* **Task requirements**
Please tally the lines below that contain the word "JSON" and reply with the total alone.

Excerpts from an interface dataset

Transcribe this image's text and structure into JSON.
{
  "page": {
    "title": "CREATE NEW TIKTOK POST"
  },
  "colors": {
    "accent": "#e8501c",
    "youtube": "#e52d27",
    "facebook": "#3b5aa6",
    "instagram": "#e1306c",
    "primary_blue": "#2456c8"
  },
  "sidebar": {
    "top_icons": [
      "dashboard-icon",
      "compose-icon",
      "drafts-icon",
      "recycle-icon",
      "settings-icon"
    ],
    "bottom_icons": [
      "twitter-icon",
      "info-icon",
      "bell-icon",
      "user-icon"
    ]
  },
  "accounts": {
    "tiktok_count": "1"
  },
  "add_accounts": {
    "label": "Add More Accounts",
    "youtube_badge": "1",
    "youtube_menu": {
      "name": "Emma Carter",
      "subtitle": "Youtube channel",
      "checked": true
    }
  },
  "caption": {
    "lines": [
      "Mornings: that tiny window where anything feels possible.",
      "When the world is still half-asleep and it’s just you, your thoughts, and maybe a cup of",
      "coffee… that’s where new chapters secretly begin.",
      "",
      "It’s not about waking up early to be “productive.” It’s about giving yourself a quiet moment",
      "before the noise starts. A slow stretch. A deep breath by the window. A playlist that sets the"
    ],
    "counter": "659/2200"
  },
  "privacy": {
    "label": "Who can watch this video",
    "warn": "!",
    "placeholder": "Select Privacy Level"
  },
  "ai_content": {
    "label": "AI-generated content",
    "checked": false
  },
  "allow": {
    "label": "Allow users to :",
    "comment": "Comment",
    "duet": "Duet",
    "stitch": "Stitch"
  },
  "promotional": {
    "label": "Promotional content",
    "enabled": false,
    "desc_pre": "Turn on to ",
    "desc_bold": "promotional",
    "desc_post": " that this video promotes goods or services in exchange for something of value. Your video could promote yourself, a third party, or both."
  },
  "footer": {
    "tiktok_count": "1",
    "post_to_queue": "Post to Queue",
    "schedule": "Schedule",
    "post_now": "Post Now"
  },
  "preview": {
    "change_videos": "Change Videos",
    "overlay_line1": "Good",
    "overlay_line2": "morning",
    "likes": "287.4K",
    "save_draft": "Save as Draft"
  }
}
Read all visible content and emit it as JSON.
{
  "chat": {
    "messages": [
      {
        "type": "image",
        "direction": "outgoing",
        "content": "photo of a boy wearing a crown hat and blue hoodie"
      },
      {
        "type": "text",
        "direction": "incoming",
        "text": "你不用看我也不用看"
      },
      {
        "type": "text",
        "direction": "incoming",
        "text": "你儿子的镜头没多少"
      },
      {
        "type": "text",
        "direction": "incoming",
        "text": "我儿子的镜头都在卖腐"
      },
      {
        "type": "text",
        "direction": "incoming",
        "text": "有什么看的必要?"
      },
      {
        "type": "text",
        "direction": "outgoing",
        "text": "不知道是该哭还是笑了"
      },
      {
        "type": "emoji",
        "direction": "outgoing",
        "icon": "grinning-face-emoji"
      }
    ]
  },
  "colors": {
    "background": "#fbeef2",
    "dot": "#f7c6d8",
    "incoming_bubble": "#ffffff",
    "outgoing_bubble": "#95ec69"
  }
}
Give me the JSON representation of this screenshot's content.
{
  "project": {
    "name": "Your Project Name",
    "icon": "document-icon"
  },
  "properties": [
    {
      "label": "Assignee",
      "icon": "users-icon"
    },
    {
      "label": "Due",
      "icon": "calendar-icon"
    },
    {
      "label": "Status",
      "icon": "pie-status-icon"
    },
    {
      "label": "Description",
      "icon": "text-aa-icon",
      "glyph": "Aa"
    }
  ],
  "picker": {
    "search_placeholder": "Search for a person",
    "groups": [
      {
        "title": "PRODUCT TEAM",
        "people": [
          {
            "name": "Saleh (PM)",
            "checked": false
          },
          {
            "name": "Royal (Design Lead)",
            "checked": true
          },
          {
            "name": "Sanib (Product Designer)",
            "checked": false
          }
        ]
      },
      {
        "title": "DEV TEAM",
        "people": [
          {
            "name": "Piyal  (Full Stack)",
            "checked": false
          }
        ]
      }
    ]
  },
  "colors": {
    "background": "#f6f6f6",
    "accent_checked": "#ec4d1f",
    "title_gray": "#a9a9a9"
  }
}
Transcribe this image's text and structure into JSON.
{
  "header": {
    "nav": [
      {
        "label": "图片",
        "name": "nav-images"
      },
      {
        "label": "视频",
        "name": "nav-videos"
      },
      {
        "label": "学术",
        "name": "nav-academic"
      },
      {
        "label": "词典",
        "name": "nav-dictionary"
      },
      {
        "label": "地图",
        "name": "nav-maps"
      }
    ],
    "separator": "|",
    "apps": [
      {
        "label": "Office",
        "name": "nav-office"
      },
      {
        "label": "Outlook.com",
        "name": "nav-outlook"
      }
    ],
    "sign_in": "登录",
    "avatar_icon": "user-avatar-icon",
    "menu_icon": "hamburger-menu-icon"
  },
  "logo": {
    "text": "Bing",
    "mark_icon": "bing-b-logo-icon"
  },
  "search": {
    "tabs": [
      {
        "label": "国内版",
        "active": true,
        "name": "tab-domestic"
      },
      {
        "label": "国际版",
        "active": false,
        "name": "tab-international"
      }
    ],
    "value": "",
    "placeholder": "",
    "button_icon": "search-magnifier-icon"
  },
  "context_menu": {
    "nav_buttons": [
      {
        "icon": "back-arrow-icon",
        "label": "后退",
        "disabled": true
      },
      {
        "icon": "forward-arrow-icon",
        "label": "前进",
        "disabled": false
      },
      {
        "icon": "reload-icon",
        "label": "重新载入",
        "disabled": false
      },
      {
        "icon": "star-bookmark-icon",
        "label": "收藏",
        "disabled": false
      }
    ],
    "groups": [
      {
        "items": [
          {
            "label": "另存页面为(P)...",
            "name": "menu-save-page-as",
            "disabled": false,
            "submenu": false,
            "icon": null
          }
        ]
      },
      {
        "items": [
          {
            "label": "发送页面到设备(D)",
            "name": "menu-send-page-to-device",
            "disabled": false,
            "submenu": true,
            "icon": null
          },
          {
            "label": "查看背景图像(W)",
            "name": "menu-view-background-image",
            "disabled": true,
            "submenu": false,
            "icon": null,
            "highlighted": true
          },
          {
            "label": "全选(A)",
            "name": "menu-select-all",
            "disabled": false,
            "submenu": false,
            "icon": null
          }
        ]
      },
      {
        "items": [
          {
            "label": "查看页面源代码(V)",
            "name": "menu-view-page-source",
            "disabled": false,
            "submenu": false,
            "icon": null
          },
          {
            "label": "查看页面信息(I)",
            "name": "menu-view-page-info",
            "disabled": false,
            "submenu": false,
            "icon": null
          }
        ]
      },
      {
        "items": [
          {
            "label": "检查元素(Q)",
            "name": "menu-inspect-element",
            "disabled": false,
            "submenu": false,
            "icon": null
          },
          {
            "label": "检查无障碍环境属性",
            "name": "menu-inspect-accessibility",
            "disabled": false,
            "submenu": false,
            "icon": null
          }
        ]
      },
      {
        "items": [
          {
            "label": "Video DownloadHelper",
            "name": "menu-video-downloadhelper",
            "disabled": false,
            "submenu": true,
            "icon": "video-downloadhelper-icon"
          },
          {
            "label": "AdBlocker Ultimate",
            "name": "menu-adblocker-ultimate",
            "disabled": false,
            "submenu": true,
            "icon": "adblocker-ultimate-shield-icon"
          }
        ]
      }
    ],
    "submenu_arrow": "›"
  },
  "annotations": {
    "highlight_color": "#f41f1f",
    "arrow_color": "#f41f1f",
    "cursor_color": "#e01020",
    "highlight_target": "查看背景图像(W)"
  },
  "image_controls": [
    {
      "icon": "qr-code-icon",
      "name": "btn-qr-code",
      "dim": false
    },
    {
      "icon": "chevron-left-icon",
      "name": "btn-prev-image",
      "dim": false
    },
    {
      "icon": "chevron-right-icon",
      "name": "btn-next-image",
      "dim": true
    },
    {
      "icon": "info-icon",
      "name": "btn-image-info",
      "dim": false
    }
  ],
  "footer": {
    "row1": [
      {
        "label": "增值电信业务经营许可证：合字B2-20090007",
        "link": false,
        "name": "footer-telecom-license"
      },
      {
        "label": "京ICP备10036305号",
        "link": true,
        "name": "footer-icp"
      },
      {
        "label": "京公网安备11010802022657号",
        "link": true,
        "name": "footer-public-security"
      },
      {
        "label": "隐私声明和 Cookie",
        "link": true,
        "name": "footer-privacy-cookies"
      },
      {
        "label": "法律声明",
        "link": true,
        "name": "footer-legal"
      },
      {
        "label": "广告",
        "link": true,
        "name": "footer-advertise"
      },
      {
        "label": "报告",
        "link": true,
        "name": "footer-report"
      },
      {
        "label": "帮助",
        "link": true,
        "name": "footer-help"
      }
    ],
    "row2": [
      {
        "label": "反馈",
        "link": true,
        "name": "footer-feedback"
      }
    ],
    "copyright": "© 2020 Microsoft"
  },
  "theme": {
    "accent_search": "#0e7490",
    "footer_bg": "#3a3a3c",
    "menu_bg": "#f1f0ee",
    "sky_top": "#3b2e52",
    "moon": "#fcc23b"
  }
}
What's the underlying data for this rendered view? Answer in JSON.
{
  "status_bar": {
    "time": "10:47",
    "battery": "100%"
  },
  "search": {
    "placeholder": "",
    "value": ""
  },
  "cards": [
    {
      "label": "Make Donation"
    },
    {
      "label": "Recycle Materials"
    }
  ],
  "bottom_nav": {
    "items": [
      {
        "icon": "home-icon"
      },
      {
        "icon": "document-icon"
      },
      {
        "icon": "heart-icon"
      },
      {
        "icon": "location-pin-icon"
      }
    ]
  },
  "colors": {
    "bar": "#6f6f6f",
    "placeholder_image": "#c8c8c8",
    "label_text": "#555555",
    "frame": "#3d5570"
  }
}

* **Answer section**
5